Was this review helpful to you?
Would you like to see more reviews about this item?
Were these reviews helpful?   Let us know
Most Recent Customer Reviews
5.0 out of 5 stars A truly great read.
This has to be one of the very best books about how it really was for the young men who flew these giant bombers on an almost daily basis. Read more
Published 1 month ago by A. R. Jacubs
5.0 out of 5 stars Well written and well researched account of life in bomber command
A very well written and well researched account of life in bomber command, It highlights the enormous losses that bomber command suffered and the many mistakes and errors of... Read more
Published 2 months ago by JOHN SIMPSON
5.0 out of 5 stars ... II should read this book - gives a really good picture of the men...
Anyone who has any interest in World War II should read this book - gives a really good picture of the men who flew in the bombers -and their high mortality rate. Read more
Published 2 months ago by Ruth Simpson
5.0 out of 5 stars Five Stars
Another inspiring book to muse upon. Brave lads one and all. We mustn't forget the loyal ground staff though.
Published 2 months ago by Mr. Ian G. Cottom
5.0 out of 5 stars More Than An Historical Record
The second book of Kevin Wilson's trilogy covers 1944. As with the first book, the author let's those involved tell their story. Read more
Published 3 months ago by Mr_T
5.0 out of 5 stars Easy to read whilst being detailed and clearly well researched
This book picks up where Bomber Boys leaves off (which should also be read) as Bomber Command begins to really understand the war. Read more
Published 3 months ago by Chris
5.0 out of 5 stars A good read.
Factual, well written, and a good and compelling read. It beggars belief how these young men carried on despite nightly fear, fright and seeing their colleagues and friends quite... Read more
Published 3 months ago by Amazon Customer
5.0 out of 5 stars Unique perspective on bomber Command - a fantastic book
I recently finished the third volume of Kevin Wilson’s excellent WWII Bomber Command trilogy, Journey’s End. Read more
Published 4 months ago by Paul
5.0 out of 5 stars Part 2 of a factual trilogy covering most of Bomber Command's WW2...
This book was originally published in 2007 and may now be out of print in hardback format. It is however still available as a paperback. Read more
Published 5 months ago by Andy_atGC
4.0 out of 5 stars Part 2: 1944
Very well written and researched book following the Bomber Boys through the missions and combats of 1944. Some humorous, some harrowing personal experiences, all interesting.
Published 5 months ago by Richard
Search Customer Reviews
Only search this product's reviews

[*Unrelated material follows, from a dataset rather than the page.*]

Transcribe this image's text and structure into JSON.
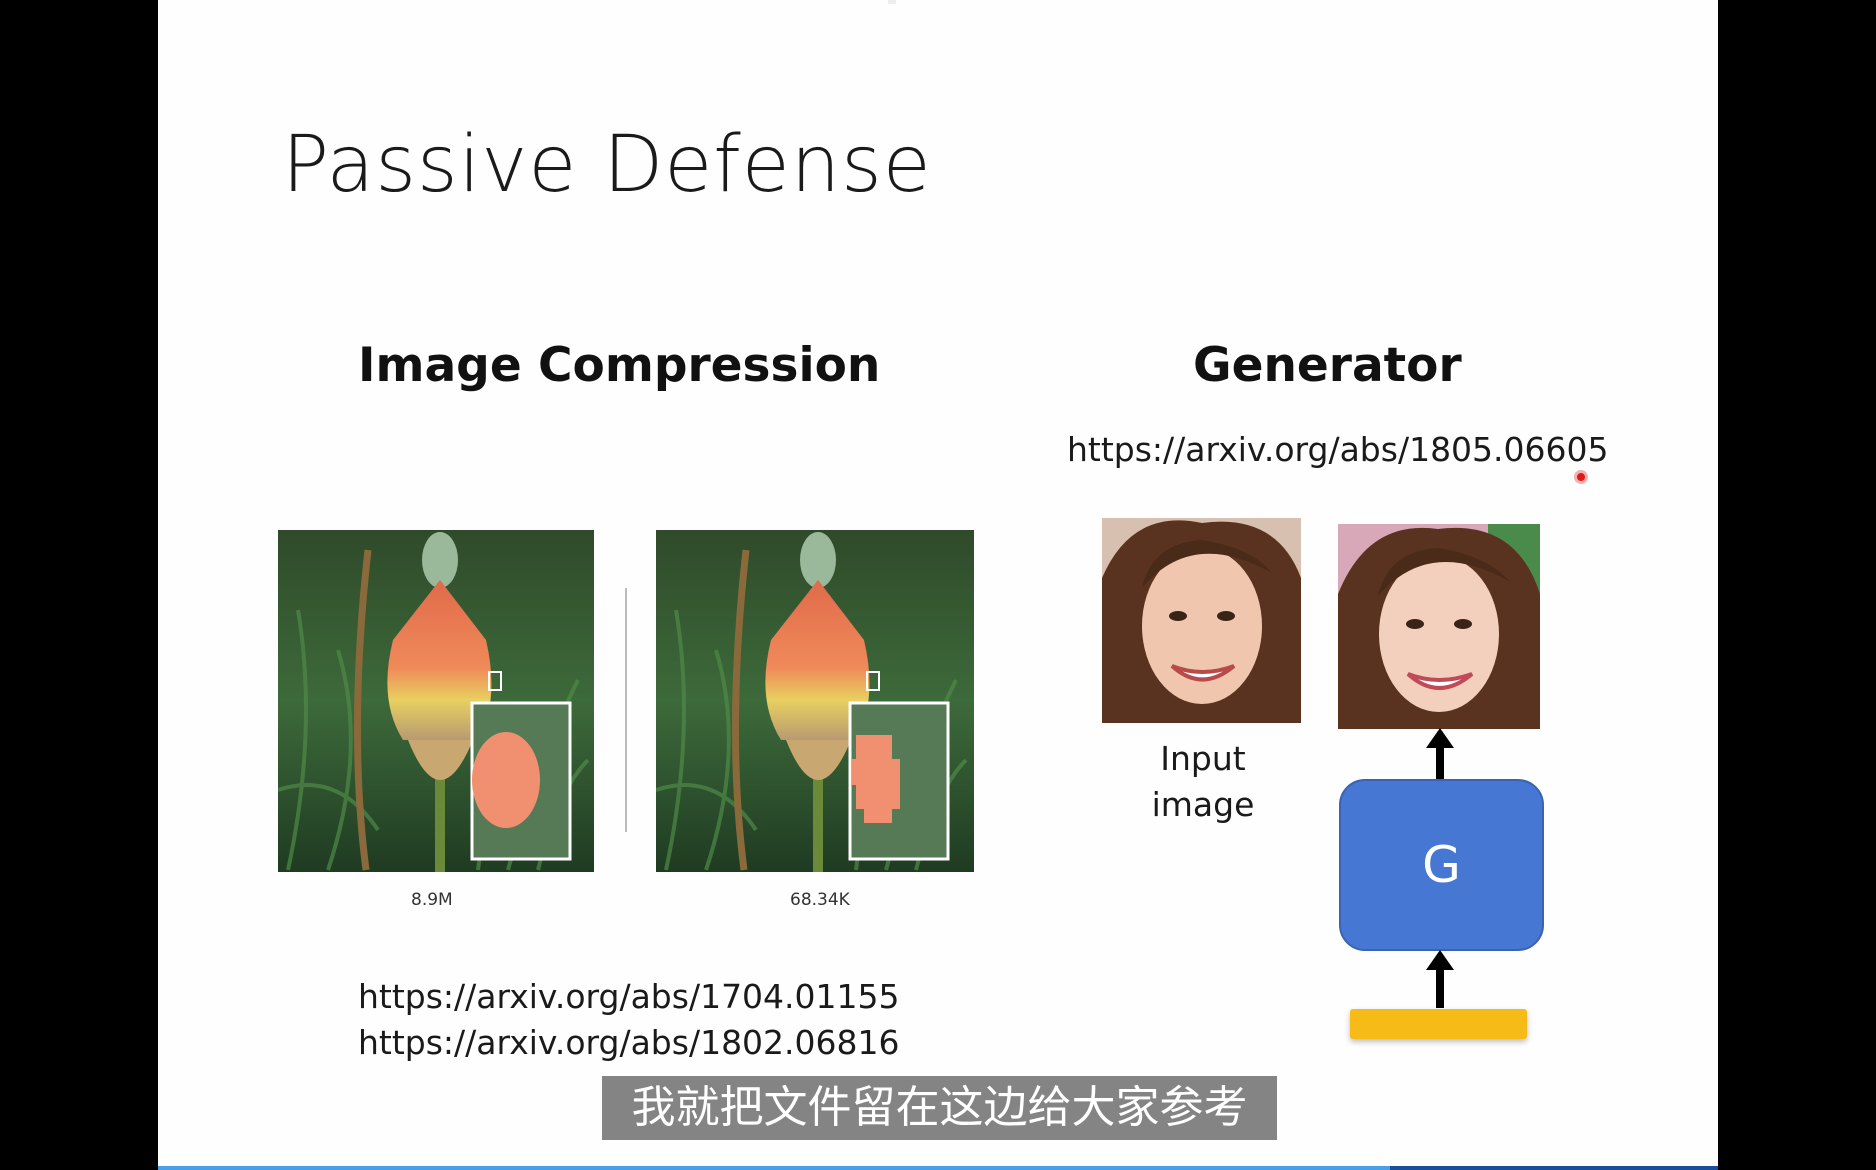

Customer Discussions

This product's forum
Discussion Replies Latest Post
No discussions yet

Ask questions, Share opinions, Gain insight
Start a new discussion
First post:
Prompts for sign-in

Search Customer Discussions
Search all Amazon discussions

Look for similar items by category